- FDDI Connectors: This stands for Fiber Distributed Data Interface connector. They are widely used for data transfer in LANs and offer a speed of about 100Mbit/s in a periphery of around 200 km. This network has two rings- primary and secondary. These connectors also have roughly the same ferrule size of around 2.5mm.
- MU Connectors: This connector resembles the SC connector in many ways, and is a larger version of the latter. It has a push-pull latch locking system.
- FC Connectors: It stands for Ferrule Core connector. This connector has a threaded body and an excellent vibration resistance. So, it is used in high-vibration environments. You can fix this to the fibers with the help of screws. It is mostly made of ceramic or stainless steel and is used in single mode networks. These connectors find applications in telecommunication, single mode equipment, measuring devices, and more.
There are many other types of single mode and multimode connectors. While some of these find reduced use or application, the good part is these connectors with a same ferrule size can be mixed and matched. They can be adapted for use in multimode networks with the help of hybrid mating adapters. While these connectors have specific applications, they must comply with Fiber Optic Connector Intermateability Standards (FOCIS). This makes it easy to identify the right combination with cables, plugs, and adapters to ensure perfect mating. These standards have certain color codes such as blue for single mode, green for single mode angled connectors, beige for multimode connectors, and so on.
If you are looking to expand your area of network and need gigabit media converters, fiber media converters, fiber optic switches, connectors, and so on, ensure you source them from reliable manufacturers and suppliers.
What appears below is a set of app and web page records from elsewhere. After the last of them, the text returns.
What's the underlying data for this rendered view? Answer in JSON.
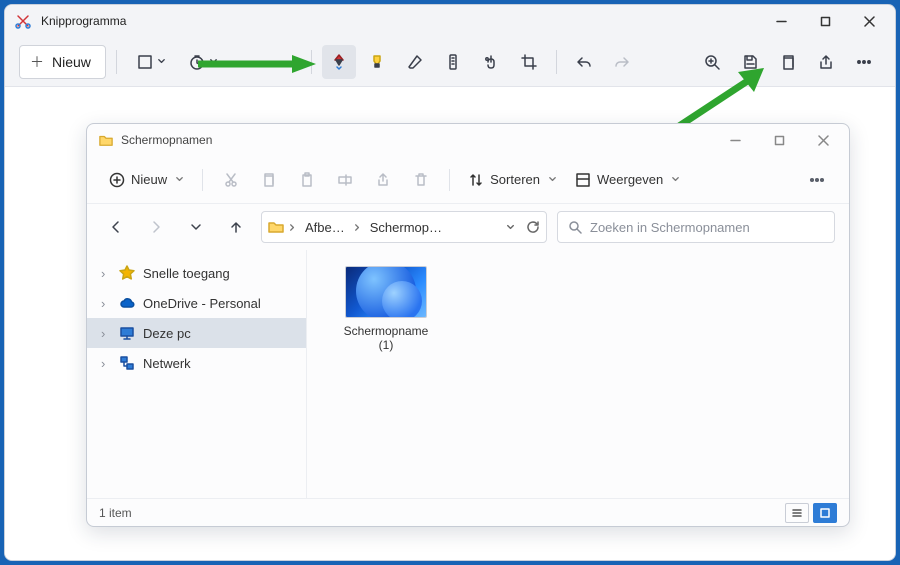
{
  "app": {
    "title": "Knipprogramma",
    "new_label": "Nieuw"
  },
  "toolbar": {
    "mode_label": "Modus",
    "delay_label": "Vertraging",
    "pen_label": "Pen",
    "highlighter_label": "Markeerstift",
    "eraser_label": "Gum",
    "ruler_label": "Liniaal",
    "touch_label": "Aanraakschrijven",
    "crop_label": "Bijsnijden",
    "undo_label": "Ongedaan maken",
    "redo_label": "Opnieuw",
    "zoom_label": "Zoom",
    "save_label": "Opslaan",
    "copy_label": "Kopiëren",
    "share_label": "Delen",
    "more_label": "Meer"
  },
  "explorer": {
    "title": "Schermopnamen",
    "new_label": "Nieuw",
    "sort_label": "Sorteren",
    "view_label": "Weergeven",
    "breadcrumb": {
      "seg1": "Afbe…",
      "seg2": "Schermop…"
    },
    "search_placeholder": "Zoeken in Schermopnamen",
    "nav": {
      "quick": "Snelle toegang",
      "onedrive": "OneDrive - Personal",
      "thispc": "Deze pc",
      "network": "Netwerk"
    },
    "file": {
      "name_line1": "Schermopname",
      "name_line2": "(1)"
    },
    "status": "1 item"
  }
}
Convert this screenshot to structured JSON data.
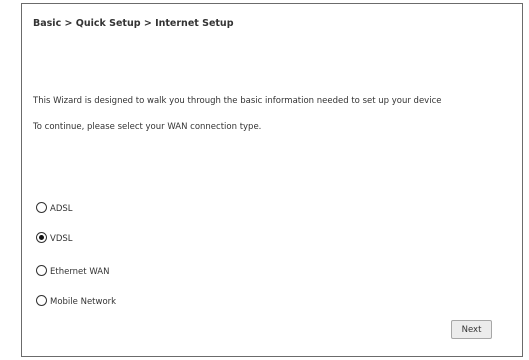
{
  "breadcrumb": "Basic > Quick Setup > Internet Setup",
  "intro": {
    "line1": "This Wizard is designed to walk you through the basic information needed to set up your device",
    "line2": "To continue, please select your WAN connection type."
  },
  "wan_types": [
    {
      "label": "ADSL",
      "selected": false
    },
    {
      "label": "VDSL",
      "selected": true
    },
    {
      "label": "Ethernet WAN",
      "selected": false
    },
    {
      "label": "Mobile Network",
      "selected": false
    }
  ],
  "next_label": "Next",
  "colors": {
    "border": "#6b6b6b",
    "text": "#333333",
    "button_bg": "#ececec"
  }
}
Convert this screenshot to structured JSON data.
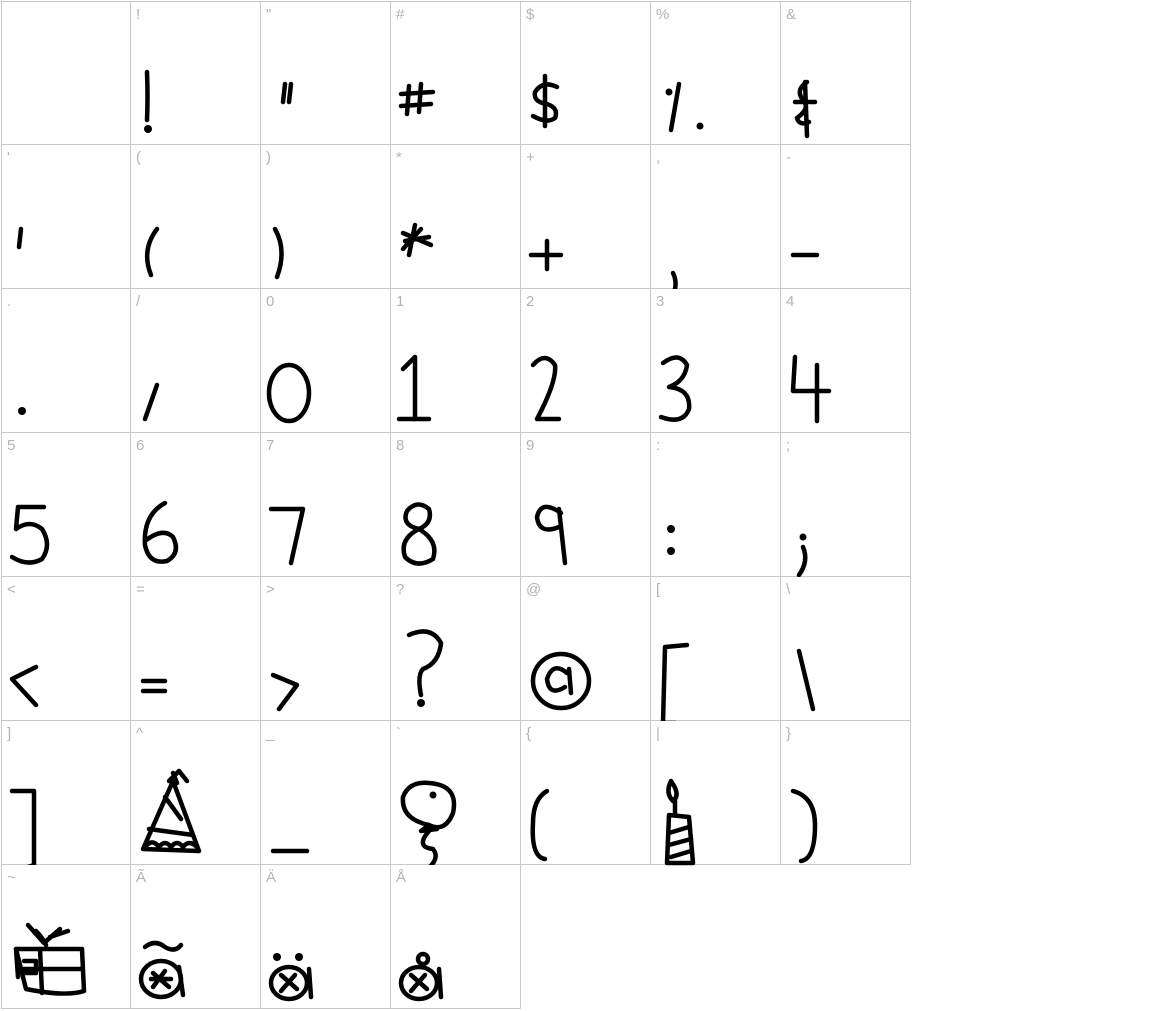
{
  "font_preview": {
    "columns": 7,
    "glyph_color": "#000000",
    "label_color": "#b3b3b3",
    "cells": [
      {
        "char": "",
        "glyph": "space"
      },
      {
        "char": "!",
        "glyph": "exclam"
      },
      {
        "char": "\"",
        "glyph": "quotedbl"
      },
      {
        "char": "#",
        "glyph": "numbersign"
      },
      {
        "char": "$",
        "glyph": "dollar"
      },
      {
        "char": "%",
        "glyph": "percent"
      },
      {
        "char": "&",
        "glyph": "ampersand"
      },
      {
        "char": "'",
        "glyph": "quotesingle"
      },
      {
        "char": "(",
        "glyph": "parenleft"
      },
      {
        "char": ")",
        "glyph": "parenright"
      },
      {
        "char": "*",
        "glyph": "asterisk"
      },
      {
        "char": "+",
        "glyph": "plus"
      },
      {
        "char": ",",
        "glyph": "comma"
      },
      {
        "char": "-",
        "glyph": "hyphen"
      },
      {
        "char": ".",
        "glyph": "period"
      },
      {
        "char": "/",
        "glyph": "slash"
      },
      {
        "char": "0",
        "glyph": "zero"
      },
      {
        "char": "1",
        "glyph": "one"
      },
      {
        "char": "2",
        "glyph": "two"
      },
      {
        "char": "3",
        "glyph": "three"
      },
      {
        "char": "4",
        "glyph": "four"
      },
      {
        "char": "5",
        "glyph": "five"
      },
      {
        "char": "6",
        "glyph": "six"
      },
      {
        "char": "7",
        "glyph": "seven"
      },
      {
        "char": "8",
        "glyph": "eight"
      },
      {
        "char": "9",
        "glyph": "nine"
      },
      {
        "char": ":",
        "glyph": "colon"
      },
      {
        "char": ";",
        "glyph": "semicolon"
      },
      {
        "char": "<",
        "glyph": "less"
      },
      {
        "char": "=",
        "glyph": "equal"
      },
      {
        "char": ">",
        "glyph": "greater"
      },
      {
        "char": "?",
        "glyph": "question"
      },
      {
        "char": "@",
        "glyph": "at"
      },
      {
        "char": "[",
        "glyph": "bracketleft"
      },
      {
        "char": "\\",
        "glyph": "backslash"
      },
      {
        "char": "]",
        "glyph": "bracketright"
      },
      {
        "char": "^",
        "glyph": "party-hat"
      },
      {
        "char": "_",
        "glyph": "underscore"
      },
      {
        "char": "`",
        "glyph": "balloon"
      },
      {
        "char": "{",
        "glyph": "braceleft"
      },
      {
        "char": "|",
        "glyph": "candle"
      },
      {
        "char": "}",
        "glyph": "braceright"
      },
      {
        "char": "~",
        "glyph": "gift"
      },
      {
        "char": "Ã",
        "glyph": "a-tilde"
      },
      {
        "char": "Ä",
        "glyph": "a-dieresis"
      },
      {
        "char": "Å",
        "glyph": "a-ring"
      }
    ]
  }
}
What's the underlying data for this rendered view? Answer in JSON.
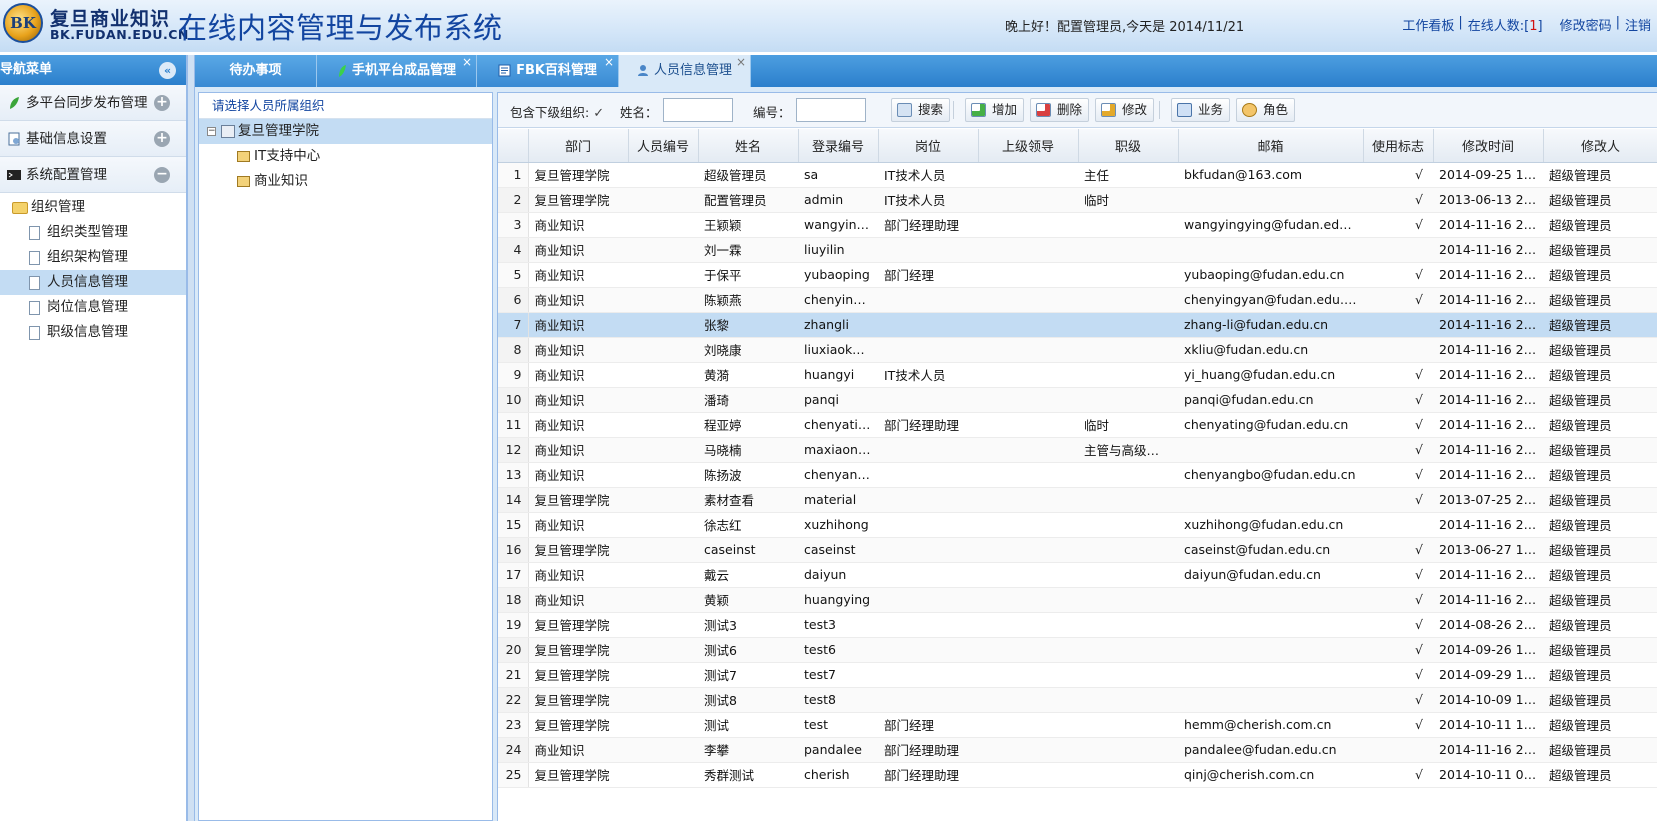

Also, make sure the products that comply with IEEE standards and other required standards and guidelines. VERSITRON is a reliable manufacturer and supplier of various types and configurations of media converters, cables, connectors, switches, and so on.
R.W. Tull is a 17 year veteran at VERSITRON. He interfaces daily with current and potential end-users. Customers include all branches of the US military, government departmental agencies, and commercial accounts such as schools, hospitals, utilities, etc. R.W. regularly consults with customers to assist them in the selection of the best product to suit their particular applications; whether it be maximizing bandwidth or port configuration for the efficiency of the equipment. R.W. also works closely with clients to review layout diagrams and drawings in order to ensure that the best fiber optic solution is achieved for a particular project.